At the heart of this space is ceremonial powow clothing owned by Amanda Larocque, a Mi'kmak powow dancer.
Other forms of expression, artistic and otherwise, from Indigenous peoples, are displayed nearby.
Another look at that dress.
Departing this area, I took this shot. This evokes the Oka Crisis of 1990, a tense stand off between Mohawk protesters, police, and the army.
The next thematic area is about Quebec and the Francophone community in the country. It starts with a large photograph and displays of Hydro-Quebec infrastructure.
Nearby are displayed a hockey jersey and stick belonging to one of the greatest to ever play the game, a hero to Quebecers for ages: Maurice "Rocket" Richard of the Montreal Canadiens.
Less well known to the world at large, but highly influential in terms of Quebec was Premier Maurice Duplessis, called the Chief. He led the province for 18 years until his death in 1959, known for social conservatism and economic progress. His supporters adored him, but his views on civil liberties made him despised by his detractors.
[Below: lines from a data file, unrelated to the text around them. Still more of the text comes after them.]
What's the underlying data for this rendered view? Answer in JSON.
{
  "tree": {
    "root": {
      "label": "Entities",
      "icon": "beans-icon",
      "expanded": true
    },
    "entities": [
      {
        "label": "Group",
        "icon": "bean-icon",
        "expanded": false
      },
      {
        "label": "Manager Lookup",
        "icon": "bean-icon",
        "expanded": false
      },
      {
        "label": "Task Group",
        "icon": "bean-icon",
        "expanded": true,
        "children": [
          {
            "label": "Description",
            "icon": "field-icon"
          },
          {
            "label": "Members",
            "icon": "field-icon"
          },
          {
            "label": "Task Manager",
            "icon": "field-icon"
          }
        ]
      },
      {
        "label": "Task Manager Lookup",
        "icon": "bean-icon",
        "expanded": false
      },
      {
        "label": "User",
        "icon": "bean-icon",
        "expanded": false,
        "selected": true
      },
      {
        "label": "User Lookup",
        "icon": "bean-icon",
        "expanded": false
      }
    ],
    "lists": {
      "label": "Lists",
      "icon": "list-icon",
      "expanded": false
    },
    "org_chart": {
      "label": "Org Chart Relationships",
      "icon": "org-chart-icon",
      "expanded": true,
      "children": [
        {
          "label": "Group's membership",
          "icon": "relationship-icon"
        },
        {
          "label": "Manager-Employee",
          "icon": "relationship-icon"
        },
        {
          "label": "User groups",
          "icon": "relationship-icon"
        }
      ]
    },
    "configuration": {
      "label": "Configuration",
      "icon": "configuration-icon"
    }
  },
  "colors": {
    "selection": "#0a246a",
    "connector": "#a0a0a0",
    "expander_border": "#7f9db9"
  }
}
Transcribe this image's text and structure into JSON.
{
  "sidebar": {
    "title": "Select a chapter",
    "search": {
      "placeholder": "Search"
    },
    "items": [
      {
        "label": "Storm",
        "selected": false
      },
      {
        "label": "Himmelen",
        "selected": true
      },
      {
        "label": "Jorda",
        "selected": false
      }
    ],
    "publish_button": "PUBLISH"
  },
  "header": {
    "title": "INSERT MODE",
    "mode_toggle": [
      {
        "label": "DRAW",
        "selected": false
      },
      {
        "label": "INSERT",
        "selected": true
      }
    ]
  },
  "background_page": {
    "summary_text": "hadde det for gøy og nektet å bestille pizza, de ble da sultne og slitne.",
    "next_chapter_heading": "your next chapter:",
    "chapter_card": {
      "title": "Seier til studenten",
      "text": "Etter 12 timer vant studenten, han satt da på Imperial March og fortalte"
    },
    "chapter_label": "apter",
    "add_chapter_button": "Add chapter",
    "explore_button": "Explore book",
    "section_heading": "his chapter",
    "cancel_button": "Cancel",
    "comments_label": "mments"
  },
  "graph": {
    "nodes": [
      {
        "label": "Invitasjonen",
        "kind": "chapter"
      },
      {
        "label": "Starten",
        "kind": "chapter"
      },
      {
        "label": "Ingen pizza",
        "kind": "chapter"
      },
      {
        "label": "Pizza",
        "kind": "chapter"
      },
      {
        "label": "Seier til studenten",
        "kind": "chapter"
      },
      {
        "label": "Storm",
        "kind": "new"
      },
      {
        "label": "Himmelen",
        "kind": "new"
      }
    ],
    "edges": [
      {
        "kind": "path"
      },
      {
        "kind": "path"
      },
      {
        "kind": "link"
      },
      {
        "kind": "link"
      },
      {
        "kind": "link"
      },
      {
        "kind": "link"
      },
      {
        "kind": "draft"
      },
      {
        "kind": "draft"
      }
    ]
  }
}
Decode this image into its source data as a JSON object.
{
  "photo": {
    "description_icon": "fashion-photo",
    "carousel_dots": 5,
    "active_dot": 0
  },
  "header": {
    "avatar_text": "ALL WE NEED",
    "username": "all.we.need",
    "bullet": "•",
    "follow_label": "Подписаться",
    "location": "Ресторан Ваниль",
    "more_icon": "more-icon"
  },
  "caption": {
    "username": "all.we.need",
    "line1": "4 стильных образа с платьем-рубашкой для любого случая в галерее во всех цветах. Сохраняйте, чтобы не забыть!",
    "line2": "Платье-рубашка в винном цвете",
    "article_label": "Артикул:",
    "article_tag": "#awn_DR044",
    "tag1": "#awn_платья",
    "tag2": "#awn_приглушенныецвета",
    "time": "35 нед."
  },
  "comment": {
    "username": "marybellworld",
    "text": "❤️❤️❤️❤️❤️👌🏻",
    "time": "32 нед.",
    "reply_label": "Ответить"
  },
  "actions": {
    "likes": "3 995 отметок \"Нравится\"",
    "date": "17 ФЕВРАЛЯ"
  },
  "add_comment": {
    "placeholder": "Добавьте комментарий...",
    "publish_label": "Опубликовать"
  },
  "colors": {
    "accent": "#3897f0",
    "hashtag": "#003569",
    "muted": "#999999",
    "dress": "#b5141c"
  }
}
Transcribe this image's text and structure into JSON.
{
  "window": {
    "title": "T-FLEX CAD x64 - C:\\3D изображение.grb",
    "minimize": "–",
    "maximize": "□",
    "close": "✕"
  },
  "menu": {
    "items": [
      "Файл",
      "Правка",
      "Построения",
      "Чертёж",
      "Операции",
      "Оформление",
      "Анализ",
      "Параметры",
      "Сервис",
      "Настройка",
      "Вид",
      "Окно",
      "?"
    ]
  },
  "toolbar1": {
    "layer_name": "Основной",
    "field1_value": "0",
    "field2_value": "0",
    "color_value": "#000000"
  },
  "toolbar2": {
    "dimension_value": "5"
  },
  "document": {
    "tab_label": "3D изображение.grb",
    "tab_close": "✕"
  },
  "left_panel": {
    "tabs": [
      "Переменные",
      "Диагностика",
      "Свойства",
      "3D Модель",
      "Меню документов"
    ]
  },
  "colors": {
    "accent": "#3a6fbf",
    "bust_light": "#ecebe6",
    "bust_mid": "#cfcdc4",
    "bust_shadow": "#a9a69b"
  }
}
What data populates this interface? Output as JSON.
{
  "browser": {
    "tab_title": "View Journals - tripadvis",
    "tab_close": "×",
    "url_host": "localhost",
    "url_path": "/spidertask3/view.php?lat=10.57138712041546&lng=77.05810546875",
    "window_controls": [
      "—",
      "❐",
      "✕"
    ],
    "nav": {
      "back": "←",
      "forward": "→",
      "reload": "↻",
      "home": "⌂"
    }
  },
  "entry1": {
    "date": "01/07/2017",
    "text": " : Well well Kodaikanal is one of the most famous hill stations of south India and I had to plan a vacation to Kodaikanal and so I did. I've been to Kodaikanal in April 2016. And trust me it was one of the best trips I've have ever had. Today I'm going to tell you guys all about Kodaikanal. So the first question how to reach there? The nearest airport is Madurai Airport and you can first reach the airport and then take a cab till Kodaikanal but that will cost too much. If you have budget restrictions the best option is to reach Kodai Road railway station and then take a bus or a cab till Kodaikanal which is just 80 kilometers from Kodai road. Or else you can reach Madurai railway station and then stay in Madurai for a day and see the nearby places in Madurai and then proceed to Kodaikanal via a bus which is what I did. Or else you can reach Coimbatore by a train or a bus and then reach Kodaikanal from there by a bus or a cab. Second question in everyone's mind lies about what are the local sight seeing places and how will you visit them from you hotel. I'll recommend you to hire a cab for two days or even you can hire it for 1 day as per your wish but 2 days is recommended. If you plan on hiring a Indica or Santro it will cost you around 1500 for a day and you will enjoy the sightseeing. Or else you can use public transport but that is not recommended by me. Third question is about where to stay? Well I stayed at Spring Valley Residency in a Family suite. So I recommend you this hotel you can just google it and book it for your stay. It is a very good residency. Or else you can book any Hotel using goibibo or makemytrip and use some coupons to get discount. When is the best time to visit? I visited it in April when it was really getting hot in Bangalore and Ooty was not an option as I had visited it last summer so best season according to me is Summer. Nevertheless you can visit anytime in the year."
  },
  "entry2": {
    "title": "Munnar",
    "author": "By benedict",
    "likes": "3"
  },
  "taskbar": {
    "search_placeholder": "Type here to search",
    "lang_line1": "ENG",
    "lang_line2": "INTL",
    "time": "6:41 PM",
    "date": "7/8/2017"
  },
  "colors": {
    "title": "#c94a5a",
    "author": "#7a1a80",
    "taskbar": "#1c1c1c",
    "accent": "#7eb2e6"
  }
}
The Quiet Revolution followed in the wake of Duplessis' death. It was a time of great social change in Quebec and the adoption of new ways of thinking.